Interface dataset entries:
____

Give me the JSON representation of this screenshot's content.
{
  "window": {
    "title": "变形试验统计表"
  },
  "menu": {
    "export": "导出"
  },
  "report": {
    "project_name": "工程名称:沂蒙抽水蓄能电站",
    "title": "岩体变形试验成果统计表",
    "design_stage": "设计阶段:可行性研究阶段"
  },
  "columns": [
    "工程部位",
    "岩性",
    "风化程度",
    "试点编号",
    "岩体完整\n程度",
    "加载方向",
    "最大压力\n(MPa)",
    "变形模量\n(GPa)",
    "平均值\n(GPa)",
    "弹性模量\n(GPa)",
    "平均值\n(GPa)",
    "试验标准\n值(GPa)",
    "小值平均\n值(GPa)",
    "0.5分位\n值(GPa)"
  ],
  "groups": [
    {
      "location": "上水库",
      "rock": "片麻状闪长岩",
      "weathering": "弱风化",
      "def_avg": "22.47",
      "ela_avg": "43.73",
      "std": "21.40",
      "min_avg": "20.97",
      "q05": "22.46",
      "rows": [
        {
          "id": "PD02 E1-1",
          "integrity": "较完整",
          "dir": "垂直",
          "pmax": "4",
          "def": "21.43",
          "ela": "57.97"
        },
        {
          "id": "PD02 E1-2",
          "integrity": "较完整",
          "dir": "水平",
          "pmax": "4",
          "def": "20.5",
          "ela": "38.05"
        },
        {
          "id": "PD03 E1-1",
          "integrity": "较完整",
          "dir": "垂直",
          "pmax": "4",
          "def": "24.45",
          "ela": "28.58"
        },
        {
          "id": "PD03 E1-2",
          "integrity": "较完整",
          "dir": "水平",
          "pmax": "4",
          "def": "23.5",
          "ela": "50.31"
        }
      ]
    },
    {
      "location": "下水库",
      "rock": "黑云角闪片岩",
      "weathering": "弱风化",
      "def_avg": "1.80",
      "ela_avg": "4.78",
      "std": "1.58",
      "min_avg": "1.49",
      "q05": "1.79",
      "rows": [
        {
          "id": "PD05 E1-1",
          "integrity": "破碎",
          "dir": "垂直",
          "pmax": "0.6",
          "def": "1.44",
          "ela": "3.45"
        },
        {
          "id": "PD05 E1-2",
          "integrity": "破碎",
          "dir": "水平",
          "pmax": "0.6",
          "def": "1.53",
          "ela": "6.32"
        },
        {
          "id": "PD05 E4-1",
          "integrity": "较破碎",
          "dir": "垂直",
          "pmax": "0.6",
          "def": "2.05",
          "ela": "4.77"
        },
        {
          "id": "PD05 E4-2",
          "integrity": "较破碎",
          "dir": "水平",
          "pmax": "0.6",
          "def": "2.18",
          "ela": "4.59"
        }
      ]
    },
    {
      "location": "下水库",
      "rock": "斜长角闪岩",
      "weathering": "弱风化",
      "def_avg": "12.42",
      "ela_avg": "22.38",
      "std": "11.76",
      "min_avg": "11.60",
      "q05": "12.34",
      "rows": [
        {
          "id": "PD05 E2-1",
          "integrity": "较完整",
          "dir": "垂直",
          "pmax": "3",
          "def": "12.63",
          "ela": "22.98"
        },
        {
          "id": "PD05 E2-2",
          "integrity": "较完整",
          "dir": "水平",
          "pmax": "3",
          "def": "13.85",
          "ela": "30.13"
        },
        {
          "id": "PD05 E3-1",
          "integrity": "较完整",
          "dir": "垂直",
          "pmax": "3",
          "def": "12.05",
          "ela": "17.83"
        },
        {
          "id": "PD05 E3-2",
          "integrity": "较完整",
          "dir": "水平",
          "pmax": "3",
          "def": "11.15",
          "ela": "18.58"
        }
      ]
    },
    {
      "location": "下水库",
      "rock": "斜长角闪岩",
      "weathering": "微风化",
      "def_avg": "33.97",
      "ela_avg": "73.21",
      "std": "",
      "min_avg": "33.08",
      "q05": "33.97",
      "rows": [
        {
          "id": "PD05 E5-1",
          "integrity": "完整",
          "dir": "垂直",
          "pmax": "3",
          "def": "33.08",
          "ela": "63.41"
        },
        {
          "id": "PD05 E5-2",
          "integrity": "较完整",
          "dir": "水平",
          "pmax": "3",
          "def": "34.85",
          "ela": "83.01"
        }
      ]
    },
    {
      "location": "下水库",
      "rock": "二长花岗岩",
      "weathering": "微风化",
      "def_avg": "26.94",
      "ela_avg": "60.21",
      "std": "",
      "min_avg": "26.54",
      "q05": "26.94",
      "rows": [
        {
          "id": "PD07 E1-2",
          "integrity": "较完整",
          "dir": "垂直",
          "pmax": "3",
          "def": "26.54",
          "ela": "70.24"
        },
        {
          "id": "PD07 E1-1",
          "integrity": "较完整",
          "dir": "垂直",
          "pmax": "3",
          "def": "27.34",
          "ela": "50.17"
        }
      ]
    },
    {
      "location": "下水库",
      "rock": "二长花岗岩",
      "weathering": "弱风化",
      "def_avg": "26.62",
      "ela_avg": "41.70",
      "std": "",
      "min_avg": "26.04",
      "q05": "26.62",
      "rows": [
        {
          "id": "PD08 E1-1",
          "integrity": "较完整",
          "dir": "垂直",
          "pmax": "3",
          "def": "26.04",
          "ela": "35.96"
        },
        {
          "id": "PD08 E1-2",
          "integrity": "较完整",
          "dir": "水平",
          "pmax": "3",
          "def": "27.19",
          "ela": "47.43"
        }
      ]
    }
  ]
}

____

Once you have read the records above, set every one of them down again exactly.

ANSWER TO THE EXERCISE:
Give me the JSON representation of this screenshot's content.
{
  "window": {
    "title": "变形试验统计表"
  },
  "menu": {
    "export": "导出"
  },
  "report": {
    "project_name": "工程名称:沂蒙抽水蓄能电站",
    "title": "岩体变形试验成果统计表",
    "design_stage": "设计阶段:可行性研究阶段"
  },
  "columns": [
    "工程部位",
    "岩性",
    "风化程度",
    "试点编号",
    "岩体完整\n程度",
    "加载方向",
    "最大压力\n(MPa)",
    "变形模量\n(GPa)",
    "平均值\n(GPa)",
    "弹性模量\n(GPa)",
    "平均值\n(GPa)",
    "试验标准\n值(GPa)",
    "小值平均\n值(GPa)",
    "0.5分位\n值(GPa)"
  ],
  "groups": [
    {
      "location": "上水库",
      "rock": "片麻状闪长岩",
      "weathering": "弱风化",
      "def_avg": "22.47",
      "ela_avg": "43.73",
      "std": "21.40",
      "min_avg": "20.97",
      "q05": "22.46",
      "rows": [
        {
          "id": "PD02 E1-1",
          "integrity": "较完整",
          "dir": "垂直",
          "pmax": "4",
          "def": "21.43",
          "ela": "57.97"
        },
        {
          "id": "PD02 E1-2",
          "integrity": "较完整",
          "dir": "水平",
          "pmax": "4",
          "def": "20.5",
          "ela": "38.05"
        },
        {
          "id": "PD03 E1-1",
          "integrity": "较完整",
          "dir": "垂直",
          "pmax": "4",
          "def": "24.45",
          "ela": "28.58"
        },
        {
          "id": "PD03 E1-2",
          "integrity": "较完整",
          "dir": "水平",
          "pmax": "4",
          "def": "23.5",
          "ela": "50.31"
        }
      ]
    },
    {
      "location": "下水库",
      "rock": "黑云角闪片岩",
      "weathering": "弱风化",
      "def_avg": "1.80",
      "ela_avg": "4.78",
      "std": "1.58",
      "min_avg": "1.49",
      "q05": "1.79",
      "rows": [
        {
          "id": "PD05 E1-1",
          "integrity": "破碎",
          "dir": "垂直",
          "pmax": "0.6",
          "def": "1.44",
          "ela": "3.45"
        },
        {
          "id": "PD05 E1-2",
          "integrity": "破碎",
          "dir": "水平",
          "pmax": "0.6",
          "def": "1.53",
          "ela": "6.32"
        },
        {
          "id": "PD05 E4-1",
          "integrity": "较破碎",
          "dir": "垂直",
          "pmax": "0.6",
          "def": "2.05",
          "ela": "4.77"
        },
        {
          "id": "PD05 E4-2",
          "integrity": "较破碎",
          "dir": "水平",
          "pmax": "0.6",
          "def": "2.18",
          "ela": "4.59"
        }
      ]
    },
    {
      "location": "下水库",
      "rock": "斜长角闪岩",
      "weathering": "弱风化",
      "def_avg": "12.42",
      "ela_avg": "22.38",
      "std": "11.76",
      "min_avg": "11.60",
      "q05": "12.34",
      "rows": [
        {
          "id": "PD05 E2-1",
          "integrity": "较完整",
          "dir": "垂直",
          "pmax": "3",
          "def": "12.63",
          "ela": "22.98"
        },
        {
          "id": "PD05 E2-2",
          "integrity": "较完整",
          "dir": "水平",
          "pmax": "3",
          "def": "13.85",
          "ela": "30.13"
        },
        {
          "id": "PD05 E3-1",
          "integrity": "较完整",
          "dir": "垂直",
          "pmax": "3",
          "def": "12.05",
          "ela": "17.83"
        },
        {
          "id": "PD05 E3-2",
          "integrity": "较完整",
          "dir": "水平",
          "pmax": "3",
          "def": "11.15",
          "ela": "18.58"
        }
      ]
    },
    {
      "location": "下水库",
      "rock": "斜长角闪岩",
      "weathering": "微风化",
      "def_avg": "33.97",
      "ela_avg": "73.21",
      "std": "",
      "min_avg": "33.08",
      "q05": "33.97",
      "rows": [
        {
          "id": "PD05 E5-1",
          "integrity": "完整",
          "dir": "垂直",
          "pmax": "3",
          "def": "33.08",
          "ela": "63.41"
        },
        {
          "id": "PD05 E5-2",
          "integrity": "较完整",
          "dir": "水平",
          "pmax": "3",
          "def": "34.85",
          "ela": "83.01"
        }
      ]
    },
    {
      "location": "下水库",
      "rock": "二长花岗岩",
      "weathering": "微风化",
      "def_avg": "26.94",
      "ela_avg": "60.21",
      "std": "",
      "min_avg": "26.54",
      "q05": "26.94",
      "rows": [
        {
          "id": "PD07 E1-2",
          "integrity": "较完整",
          "dir": "垂直",
          "pmax": "3",
          "def": "26.54",
          "ela": "70.24"
        },
        {
          "id": "PD07 E1-1",
          "integrity": "较完整",
          "dir": "垂直",
          "pmax": "3",
          "def": "27.34",
          "ela": "50.17"
        }
      ]
    },
    {
      "location": "下水库",
      "rock": "二长花岗岩",
      "weathering": "弱风化",
      "def_avg": "26.62",
      "ela_avg": "41.70",
      "std": "",
      "min_avg": "26.04",
      "q05": "26.62",
      "rows": [
        {
          "id": "PD08 E1-1",
          "integrity": "较完整",
          "dir": "垂直",
          "pmax": "3",
          "def": "26.04",
          "ela": "35.96"
        },
        {
          "id": "PD08 E1-2",
          "integrity": "较完整",
          "dir": "水平",
          "pmax": "3",
          "def": "27.19",
          "ela": "47.43"
        }
      ]
    }
  ]
}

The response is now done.